Vaughan & Chiang's "Paper Girls" Builds a Familiar Yet Disconcerting World
What hath Larry Gonick wrought?
OK, the author of such acclaimed books as the Cartoon History of the Universe and the Cartoon Guide to Genetics isn’t the only person responsible for the glut of nonfiction graphic novels that litter bookstore shelves every year — folks like Scott McCloud and Joe Sacco share some responsibility as well. Still, when considering the plethora of comics about the Constitution, or philosophy or science or history that have come out in the past decade, it’s hard not to see how Gonick’s success has resulted in more and more .
Gonick’s influence is certainly all over Economix, a detailed look at how the economy — specifically, the U.S. economy — operates. Writer Michael Goodwin unabashedly pays homage to Gonick in the acknowledgments and indeed, the book mimics Gonick’s rhythms and format to a tee: Namely, present a fact in the text and then underline or undercut it with a visual joke.
The book is more history lesson than economy textbook, spanning from the medieval era to modern day while pausing every so often to delve into a particular author’s theories, such as those of Adam Smith or John Maynard Keynes.
The main thrust of the book is on American economics, though, and Goodwin doesn’t have any problems letting readers know where he stands. A confirmed Keynesian, he views most conservative, laissez-faire policies as detrimental to the economy and out of touch with reality, to put it mildly. To his credit, he is methodical in his reasoning and fact-checking, and his viewpoint certainly aligns with my own, but I find it hard in this abrasive, partisan age to imagine any reader with the slightest conservative leanings to be willing to regard Goodwin’s thesis with anything less than disdain.
Awards | Jeff Lemire’s acclaimed Essex County was the first finalist eliminated Monday in the Canada Reads literary debates to select the essential Canadian novel of the decade. Despite a defense by musician Sara Quin, the graphic novel was voted down by the five-person celebrity panel after the first hour, not because of content but because of format: Four of the judges just couldn’t get past Essex County‘s “lack of words.” This year marked the first time that a graphic novel had been a finalist for the prestigious Canada Reads program.

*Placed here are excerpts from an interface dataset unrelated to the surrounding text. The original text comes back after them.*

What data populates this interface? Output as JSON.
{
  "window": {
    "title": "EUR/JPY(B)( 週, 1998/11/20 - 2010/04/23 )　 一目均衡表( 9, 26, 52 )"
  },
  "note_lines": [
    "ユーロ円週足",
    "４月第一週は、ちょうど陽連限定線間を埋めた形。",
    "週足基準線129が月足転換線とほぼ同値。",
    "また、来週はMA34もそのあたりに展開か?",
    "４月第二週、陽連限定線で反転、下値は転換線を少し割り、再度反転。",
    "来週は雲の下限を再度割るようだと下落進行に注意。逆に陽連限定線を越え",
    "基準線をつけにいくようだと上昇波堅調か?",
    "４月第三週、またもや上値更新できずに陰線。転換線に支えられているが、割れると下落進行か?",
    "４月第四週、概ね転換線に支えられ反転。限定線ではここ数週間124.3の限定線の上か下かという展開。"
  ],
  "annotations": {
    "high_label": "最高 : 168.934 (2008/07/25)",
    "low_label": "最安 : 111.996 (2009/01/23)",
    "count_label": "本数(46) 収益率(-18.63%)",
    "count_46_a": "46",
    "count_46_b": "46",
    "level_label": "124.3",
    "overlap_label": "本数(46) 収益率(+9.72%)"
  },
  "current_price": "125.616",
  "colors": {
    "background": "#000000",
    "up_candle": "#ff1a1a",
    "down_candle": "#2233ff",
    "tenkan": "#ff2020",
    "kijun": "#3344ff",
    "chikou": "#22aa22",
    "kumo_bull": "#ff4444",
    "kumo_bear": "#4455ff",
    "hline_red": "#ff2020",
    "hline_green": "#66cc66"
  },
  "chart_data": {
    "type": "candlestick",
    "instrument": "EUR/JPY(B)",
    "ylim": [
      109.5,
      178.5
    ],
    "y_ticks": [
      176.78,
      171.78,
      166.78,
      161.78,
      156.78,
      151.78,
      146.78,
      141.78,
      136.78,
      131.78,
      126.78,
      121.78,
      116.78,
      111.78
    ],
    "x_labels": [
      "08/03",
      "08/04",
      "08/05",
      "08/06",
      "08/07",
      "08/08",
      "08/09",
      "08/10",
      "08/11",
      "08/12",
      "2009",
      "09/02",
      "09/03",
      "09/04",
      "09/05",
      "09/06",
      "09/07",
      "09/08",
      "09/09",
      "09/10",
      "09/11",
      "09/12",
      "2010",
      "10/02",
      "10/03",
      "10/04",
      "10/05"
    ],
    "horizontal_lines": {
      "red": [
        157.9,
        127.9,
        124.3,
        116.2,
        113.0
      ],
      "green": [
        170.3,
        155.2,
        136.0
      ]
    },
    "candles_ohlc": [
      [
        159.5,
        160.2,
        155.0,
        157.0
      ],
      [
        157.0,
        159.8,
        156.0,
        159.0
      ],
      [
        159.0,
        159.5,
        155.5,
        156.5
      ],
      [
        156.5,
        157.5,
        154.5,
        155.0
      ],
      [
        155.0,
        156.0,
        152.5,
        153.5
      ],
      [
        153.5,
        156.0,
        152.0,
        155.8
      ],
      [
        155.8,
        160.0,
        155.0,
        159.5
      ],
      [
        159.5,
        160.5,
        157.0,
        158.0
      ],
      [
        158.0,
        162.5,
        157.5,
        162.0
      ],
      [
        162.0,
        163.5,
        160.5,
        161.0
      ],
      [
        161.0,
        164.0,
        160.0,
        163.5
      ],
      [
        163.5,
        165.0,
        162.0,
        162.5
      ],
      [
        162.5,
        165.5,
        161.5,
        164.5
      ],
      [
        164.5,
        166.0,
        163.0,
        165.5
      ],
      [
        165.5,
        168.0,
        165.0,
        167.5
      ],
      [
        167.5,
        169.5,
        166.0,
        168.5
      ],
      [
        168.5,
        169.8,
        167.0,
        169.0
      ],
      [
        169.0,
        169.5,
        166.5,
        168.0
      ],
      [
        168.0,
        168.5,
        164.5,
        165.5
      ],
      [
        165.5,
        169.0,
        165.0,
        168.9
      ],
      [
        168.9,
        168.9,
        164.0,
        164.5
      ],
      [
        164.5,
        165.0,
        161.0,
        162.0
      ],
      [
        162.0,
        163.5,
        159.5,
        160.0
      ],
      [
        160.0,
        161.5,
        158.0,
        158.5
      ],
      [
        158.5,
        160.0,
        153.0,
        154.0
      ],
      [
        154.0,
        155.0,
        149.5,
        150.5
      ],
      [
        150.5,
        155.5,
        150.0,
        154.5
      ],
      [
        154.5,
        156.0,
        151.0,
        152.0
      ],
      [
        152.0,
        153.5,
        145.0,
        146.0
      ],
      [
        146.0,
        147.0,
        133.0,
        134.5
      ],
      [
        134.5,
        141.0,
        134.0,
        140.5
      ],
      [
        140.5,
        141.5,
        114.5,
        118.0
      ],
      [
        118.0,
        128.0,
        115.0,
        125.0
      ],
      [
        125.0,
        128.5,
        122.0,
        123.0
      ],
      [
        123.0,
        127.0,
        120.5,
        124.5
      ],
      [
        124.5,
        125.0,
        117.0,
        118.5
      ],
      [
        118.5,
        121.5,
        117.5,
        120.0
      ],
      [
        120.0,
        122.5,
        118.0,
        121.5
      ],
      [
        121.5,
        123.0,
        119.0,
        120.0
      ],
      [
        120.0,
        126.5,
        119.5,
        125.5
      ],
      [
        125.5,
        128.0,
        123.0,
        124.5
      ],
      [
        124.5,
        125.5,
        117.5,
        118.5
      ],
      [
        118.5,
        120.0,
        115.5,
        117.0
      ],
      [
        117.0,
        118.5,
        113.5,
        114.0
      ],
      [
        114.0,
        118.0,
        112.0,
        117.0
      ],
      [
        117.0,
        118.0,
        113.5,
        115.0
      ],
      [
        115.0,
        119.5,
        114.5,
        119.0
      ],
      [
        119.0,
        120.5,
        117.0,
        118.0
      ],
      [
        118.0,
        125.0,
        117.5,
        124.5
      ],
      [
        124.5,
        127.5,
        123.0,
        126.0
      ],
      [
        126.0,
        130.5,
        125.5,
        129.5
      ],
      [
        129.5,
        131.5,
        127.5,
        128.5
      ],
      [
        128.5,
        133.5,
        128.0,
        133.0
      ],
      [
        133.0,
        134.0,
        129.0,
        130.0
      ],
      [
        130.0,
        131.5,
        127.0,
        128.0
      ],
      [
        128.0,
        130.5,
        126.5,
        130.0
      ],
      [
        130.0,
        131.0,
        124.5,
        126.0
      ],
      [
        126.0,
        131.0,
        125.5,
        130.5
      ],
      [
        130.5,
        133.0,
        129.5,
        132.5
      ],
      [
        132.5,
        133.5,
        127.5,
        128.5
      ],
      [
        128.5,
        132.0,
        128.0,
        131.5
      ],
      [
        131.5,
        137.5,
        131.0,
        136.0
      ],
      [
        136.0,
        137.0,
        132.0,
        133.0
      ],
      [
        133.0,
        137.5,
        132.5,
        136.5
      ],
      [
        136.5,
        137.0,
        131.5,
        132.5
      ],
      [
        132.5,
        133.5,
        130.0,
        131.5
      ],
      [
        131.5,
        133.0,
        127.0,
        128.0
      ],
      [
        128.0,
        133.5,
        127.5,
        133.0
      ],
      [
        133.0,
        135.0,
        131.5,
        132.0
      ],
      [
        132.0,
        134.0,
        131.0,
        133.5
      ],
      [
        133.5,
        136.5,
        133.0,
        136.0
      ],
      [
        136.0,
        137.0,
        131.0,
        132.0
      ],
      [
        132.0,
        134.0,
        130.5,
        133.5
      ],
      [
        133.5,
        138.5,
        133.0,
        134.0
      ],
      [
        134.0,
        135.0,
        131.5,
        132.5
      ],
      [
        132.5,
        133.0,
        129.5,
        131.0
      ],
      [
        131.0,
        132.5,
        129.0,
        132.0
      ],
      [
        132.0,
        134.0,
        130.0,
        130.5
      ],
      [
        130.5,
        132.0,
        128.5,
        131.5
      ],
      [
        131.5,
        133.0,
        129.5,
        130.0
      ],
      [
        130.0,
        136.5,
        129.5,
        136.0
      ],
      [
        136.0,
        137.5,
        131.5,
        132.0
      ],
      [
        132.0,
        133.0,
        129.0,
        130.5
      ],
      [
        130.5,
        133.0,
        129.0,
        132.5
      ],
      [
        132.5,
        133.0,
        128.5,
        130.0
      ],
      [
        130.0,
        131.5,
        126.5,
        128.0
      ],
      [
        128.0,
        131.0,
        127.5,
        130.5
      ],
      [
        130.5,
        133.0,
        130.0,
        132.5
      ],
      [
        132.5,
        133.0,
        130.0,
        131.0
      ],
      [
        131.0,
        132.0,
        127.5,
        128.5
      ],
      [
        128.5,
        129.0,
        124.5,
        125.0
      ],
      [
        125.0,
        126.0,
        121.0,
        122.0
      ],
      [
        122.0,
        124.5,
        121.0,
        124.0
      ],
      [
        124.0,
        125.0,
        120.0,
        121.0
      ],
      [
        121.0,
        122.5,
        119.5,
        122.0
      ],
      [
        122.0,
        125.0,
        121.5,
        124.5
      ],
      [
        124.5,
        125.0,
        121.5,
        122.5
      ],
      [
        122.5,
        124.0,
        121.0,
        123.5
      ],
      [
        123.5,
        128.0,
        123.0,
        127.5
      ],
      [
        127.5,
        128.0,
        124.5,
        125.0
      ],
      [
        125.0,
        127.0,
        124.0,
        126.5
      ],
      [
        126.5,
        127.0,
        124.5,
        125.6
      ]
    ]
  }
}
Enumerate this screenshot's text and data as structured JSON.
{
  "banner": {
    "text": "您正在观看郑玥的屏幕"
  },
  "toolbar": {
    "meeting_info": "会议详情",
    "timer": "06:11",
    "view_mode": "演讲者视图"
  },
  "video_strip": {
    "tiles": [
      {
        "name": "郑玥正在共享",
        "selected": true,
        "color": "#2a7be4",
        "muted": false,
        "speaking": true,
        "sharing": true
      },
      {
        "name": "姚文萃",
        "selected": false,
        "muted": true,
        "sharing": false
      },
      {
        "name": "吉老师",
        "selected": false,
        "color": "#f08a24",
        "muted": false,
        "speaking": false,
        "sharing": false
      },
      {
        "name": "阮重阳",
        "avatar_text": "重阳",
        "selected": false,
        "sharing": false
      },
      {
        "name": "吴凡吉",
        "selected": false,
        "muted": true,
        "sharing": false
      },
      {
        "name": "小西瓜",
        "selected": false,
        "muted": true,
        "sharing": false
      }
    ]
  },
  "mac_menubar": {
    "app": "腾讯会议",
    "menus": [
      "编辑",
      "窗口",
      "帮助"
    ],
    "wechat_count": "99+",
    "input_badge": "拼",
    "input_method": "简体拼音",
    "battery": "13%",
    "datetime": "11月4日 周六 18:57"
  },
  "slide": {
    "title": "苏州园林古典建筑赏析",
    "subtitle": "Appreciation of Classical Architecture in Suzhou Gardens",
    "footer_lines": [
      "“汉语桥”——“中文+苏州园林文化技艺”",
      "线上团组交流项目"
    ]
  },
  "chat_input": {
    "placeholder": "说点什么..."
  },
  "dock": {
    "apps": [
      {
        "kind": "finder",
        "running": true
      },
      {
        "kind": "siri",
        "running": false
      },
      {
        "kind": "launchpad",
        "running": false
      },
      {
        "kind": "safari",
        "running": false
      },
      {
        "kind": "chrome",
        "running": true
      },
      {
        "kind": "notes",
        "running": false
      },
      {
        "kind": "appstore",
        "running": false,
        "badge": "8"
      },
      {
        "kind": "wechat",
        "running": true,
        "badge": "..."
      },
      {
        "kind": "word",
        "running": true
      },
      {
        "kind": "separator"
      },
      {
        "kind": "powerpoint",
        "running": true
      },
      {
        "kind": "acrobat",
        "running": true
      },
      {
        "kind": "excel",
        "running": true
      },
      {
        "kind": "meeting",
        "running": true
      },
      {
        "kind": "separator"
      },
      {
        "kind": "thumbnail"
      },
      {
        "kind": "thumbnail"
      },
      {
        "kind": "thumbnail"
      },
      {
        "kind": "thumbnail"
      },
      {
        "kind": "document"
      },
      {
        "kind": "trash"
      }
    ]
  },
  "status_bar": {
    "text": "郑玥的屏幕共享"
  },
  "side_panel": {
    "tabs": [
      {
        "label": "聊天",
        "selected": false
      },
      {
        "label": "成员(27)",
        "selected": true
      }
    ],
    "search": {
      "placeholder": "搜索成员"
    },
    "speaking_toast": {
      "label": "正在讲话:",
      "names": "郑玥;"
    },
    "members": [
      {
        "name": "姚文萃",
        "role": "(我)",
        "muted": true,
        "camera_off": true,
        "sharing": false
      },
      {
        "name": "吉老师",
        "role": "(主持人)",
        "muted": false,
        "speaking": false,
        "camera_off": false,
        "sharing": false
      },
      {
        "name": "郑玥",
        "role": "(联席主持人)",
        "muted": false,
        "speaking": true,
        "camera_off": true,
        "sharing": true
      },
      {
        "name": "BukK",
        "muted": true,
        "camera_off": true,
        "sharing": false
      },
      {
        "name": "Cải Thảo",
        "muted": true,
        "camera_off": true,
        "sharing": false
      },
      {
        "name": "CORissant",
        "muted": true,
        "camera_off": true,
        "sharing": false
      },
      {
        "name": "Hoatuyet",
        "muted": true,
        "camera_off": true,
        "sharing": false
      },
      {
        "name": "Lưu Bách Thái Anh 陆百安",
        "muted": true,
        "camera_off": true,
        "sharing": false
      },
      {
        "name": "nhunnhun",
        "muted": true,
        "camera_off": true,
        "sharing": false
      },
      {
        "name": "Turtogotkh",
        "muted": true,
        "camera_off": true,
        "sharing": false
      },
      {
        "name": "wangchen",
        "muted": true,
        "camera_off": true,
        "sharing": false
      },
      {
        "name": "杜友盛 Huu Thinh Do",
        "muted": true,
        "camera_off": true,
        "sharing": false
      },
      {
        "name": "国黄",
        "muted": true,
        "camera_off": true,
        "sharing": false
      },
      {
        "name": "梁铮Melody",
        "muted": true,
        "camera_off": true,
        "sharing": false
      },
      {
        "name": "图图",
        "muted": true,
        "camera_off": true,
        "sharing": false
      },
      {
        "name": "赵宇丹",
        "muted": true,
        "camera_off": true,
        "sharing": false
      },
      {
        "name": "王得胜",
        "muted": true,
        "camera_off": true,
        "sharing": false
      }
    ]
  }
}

“Well, I was the first book voted off of the Canada Reads competition today, and I’ll admit that it stings a bit more than I thought it would,” Lemire wrote on his blog. “But, in the end I am really proud of the accomplishment of making it to the final 5. It’s a great sign for the future of graphic novels in this country, and their continued acceptance mainstream literary circles on a whole.” [Afterword, CBC News]